Understanding Subrogation

The word “subrogation” scares a lot of people who are the victims in personal injury cases, and it really shouldn’t. It’s a fancy legal term for making sure people get repaid when they pay for bills that are another party’s responsibility.

Let’s say you get in a car accident where the other driver is at fault and your car is undriveable until it is repaired. Since the other driver is at fault, his/her insurance is required to pay for your car to be fixed. Settling these claims may take months, and you may not be able to go without your car for that long, so you may pay your deductible and have your car fixed through your insurance company. Your insurance company then becomes “subrogated” to your rights for property damage. Your insurance company can make a claim against the at-fault driver to recoup its costs for the repairs. If the driver does not pay, your insurance may sue the driver, and even file a lawsuit in your name, to recover its costs.

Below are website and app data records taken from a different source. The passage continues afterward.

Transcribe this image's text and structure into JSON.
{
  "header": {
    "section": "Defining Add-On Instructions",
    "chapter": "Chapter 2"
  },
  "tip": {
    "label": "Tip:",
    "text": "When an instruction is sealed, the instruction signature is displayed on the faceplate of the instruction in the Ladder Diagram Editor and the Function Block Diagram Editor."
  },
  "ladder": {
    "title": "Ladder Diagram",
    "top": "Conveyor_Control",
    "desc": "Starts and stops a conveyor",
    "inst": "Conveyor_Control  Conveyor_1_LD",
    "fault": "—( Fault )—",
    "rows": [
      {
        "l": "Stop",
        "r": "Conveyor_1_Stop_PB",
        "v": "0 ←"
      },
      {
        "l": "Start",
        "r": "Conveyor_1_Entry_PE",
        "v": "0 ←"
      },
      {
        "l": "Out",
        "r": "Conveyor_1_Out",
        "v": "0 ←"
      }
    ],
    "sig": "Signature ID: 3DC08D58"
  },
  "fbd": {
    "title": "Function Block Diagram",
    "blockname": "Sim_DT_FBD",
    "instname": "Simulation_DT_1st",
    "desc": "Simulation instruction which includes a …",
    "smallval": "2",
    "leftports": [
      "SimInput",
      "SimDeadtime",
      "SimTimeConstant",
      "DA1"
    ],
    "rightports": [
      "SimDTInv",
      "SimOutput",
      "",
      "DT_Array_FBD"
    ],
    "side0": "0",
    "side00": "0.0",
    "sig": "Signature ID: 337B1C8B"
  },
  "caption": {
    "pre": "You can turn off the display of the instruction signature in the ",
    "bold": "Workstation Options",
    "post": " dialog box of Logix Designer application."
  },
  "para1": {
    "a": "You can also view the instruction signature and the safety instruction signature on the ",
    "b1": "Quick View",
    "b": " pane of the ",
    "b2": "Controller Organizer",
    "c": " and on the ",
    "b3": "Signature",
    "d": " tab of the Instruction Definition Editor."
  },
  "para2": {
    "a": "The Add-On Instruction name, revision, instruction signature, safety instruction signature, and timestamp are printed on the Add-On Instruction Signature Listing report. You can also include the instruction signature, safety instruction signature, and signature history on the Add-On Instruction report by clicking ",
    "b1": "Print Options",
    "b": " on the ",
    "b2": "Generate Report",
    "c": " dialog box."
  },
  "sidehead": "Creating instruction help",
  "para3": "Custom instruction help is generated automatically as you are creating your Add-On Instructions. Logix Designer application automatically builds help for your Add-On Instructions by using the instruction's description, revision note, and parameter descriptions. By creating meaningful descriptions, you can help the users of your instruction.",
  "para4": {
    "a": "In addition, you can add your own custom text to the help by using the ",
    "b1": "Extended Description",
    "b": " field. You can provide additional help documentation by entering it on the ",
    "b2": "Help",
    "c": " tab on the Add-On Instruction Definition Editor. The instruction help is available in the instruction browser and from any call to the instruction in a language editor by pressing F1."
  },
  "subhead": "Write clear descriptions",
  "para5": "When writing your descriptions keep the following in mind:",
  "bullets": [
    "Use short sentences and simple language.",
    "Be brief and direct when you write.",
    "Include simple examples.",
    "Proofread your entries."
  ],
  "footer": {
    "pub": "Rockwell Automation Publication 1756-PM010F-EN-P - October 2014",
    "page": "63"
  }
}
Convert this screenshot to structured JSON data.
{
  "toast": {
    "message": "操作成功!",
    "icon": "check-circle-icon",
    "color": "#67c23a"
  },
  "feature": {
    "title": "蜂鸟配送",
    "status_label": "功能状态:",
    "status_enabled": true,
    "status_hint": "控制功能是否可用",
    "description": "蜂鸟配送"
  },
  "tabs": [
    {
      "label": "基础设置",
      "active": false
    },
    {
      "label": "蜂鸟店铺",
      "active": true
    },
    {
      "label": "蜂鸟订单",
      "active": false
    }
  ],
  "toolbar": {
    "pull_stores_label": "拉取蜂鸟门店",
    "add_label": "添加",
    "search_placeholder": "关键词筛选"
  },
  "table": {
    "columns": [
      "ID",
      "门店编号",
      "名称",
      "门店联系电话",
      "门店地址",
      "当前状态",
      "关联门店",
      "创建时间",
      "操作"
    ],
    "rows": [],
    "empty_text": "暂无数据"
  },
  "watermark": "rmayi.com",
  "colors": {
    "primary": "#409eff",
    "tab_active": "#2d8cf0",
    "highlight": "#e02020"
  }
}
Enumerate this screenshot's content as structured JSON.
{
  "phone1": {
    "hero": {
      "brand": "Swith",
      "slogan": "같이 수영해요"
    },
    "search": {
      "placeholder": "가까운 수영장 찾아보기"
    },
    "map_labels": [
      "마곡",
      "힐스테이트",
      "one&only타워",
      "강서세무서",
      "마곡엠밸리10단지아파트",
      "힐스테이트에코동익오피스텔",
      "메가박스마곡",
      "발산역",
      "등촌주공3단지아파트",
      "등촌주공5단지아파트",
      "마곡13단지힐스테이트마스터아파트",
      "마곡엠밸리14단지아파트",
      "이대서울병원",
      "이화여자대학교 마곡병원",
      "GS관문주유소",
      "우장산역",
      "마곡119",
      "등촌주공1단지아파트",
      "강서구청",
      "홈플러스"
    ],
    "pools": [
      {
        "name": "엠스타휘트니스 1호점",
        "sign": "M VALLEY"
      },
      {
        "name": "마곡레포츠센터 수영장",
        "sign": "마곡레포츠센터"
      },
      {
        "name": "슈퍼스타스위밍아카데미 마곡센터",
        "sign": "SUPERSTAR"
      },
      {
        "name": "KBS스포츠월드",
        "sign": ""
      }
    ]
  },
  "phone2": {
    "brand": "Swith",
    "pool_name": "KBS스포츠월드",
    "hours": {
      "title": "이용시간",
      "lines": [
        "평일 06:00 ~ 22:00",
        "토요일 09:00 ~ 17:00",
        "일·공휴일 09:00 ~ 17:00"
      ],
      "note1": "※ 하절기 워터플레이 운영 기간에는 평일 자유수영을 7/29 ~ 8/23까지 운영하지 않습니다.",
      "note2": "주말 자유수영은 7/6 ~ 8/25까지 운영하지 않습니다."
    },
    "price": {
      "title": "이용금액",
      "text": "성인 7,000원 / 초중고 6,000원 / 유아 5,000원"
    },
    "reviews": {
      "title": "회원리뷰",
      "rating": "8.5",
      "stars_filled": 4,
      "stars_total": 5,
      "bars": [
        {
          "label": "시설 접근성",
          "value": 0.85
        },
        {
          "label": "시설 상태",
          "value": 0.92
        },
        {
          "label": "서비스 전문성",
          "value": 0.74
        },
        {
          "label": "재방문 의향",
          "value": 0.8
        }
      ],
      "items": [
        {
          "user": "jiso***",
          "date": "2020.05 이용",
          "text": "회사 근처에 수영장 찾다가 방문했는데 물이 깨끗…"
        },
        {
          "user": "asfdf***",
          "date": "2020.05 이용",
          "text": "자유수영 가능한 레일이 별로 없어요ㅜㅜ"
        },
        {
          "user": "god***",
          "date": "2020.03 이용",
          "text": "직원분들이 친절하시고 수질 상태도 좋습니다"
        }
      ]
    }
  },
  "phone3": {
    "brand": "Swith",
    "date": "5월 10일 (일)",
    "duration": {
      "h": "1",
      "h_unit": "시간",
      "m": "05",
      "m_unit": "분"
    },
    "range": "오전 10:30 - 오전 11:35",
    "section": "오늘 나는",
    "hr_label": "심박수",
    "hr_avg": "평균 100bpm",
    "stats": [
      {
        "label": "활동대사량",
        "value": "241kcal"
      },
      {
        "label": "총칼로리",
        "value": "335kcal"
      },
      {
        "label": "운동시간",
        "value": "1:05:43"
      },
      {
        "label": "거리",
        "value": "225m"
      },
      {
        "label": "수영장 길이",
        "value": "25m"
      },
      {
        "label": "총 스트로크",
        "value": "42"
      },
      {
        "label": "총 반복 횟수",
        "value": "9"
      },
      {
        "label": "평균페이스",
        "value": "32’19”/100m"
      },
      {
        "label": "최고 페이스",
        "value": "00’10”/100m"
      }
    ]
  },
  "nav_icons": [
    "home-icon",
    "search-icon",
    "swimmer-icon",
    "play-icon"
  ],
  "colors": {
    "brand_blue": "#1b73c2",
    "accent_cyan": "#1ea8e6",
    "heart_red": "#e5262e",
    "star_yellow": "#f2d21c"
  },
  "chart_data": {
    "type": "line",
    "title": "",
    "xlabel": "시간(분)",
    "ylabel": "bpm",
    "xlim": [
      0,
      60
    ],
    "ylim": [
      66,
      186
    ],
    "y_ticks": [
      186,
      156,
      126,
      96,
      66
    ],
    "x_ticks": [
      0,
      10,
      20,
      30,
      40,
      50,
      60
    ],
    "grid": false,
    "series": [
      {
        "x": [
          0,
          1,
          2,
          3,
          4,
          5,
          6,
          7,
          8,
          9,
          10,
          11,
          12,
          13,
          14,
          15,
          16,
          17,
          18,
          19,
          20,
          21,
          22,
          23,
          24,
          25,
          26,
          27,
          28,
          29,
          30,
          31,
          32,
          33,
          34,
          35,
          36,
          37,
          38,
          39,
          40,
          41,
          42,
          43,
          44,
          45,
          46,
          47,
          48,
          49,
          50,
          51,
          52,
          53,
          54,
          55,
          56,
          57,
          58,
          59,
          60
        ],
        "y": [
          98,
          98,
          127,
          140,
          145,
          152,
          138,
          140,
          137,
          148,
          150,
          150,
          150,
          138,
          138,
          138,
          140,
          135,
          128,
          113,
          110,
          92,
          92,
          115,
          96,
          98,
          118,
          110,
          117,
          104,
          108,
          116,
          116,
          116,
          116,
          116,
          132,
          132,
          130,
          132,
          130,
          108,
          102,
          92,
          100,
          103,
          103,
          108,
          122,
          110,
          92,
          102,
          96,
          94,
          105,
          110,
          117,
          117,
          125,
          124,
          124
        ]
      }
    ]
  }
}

That’s subrogation.

Likewise, if you are physically injured, you should first use your health insurance to address your medical needs. The person who injured you is responsible for your medical bills, which includes the amount of money you paid in co-pays and your deductible as well as the amount that your health insurance paid to care for you. Both you and your health insurance paid for medical bills that were not either of your responsibilities to pay since neither of you caused your injuries. Under the concept of subrogation, both you and your health insurance company will be repaid for your medical bills when the person who injured you pays for the damage he/she caused.

There is an important reason why you always want to go through your insurance first to pay for your medical expenses and to repair your car if you cannot wait for your claim to be settled. There is always a risk that the accident investigation will show that you caused the accident; and therefore you are responsible for your medical expenses and the cost to repair your car. If that happens and you used another service besides your insurance to pay for it, you will be responsible for the total cost of your medical bills and car repairs. You could be pay thousands of dollars on bills that would have cost you hundreds or less had you used your insurance.

Do not let the word “subrogation” prevent from using your car insurance to pay for your car’s repairs and your health insurance to pay for your medical care. This term only means that these companies get part of your settlement when you get paid because they fronted the costs for things that they were not ultimately obligated to pay.

If you are injured in an accident, please contact the Phoenix personal injury lawyers at the personal injury law firm Oracle Law Group today.

Photo credit: Tracy O from Flickr